"For the administration and account of the common property, they elect inspectors and directors, but in every way respect they assist each other.

"They do not live in any particular town, but in every town the Order has its respective 'house' where the members take their abode when they on their travels arrive, and they are there supplied with all they want. Everything is here to their disposition, as if in their own houses, and here they are received as the best friends and near relations by persons they never before saw.

"In every town there is an inspector, who has in his care clothes and other necessary things that he graciously distributes to them who need such.

"The Essenes use their clothes until they are worn out and can't be used any longer.

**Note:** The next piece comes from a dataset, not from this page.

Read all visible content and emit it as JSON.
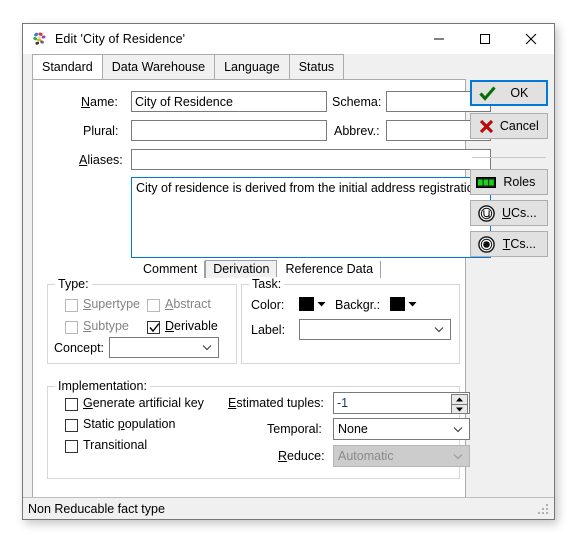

They neither buy nor sell among themselves, but every member willingly gives his brother what he needs of his, and is again supplied by others with the needful; and even if he thinks he never can repay it, he may without bashfulness receive it, as this is a rule with them.

"The Essene worship of God is grand, sacred and majestic, and therefore the sun rises and greets the earth with its beams, and they do not speak on earthly matters, but read and send forth their sacred and humble prayers that they have learned from their fathers. The prayer over, the inspector points out the work in which each one is most skilled.

"Having thus worked for five hours, do they again gather, bathe themselves in cold water, and don a white linen garb. Having washed themselves, they proceed to the special halls of the Order, where no one dare come who does not belong to their Order.

"Having gone through the ceremonies that the law prescribes, they proceed, perfectly cleansed, to their eating rooms with the same reverence as if they entered the holy temple.

"Everybody having taken his place in supreme silence and stillness, the bakers of the Brotherhood enter, distributing a bread to each person after a certain order. The cook sets before each one a plate of vegetables and other eatables, and this being performed, one of the priests steps forth and holds a prayer, for they consider it a grave sin to rest or touch food before praying.

"The meal over, the priest reads another prayer, and then the hymn of praise is sung; and in this way they praise and thank God the Giver of all good, both before and after the meal.

"They then take off their white aprons, that they consider sacred clothes, and return to their work, which they pursue until the twilight spreads over the earth.

"Then they go to their frugal evening meal again, during which they observe the same ceremonies as at their dinner, and if members from a foreign part have arrived, are they put in the chief places at the table.

"The meal is taken with the most solemn silence and stillness, no noise nor dispute disturbing the peace of the house.



Crucifixion By An Eyewitness

Pages And Points To Ponder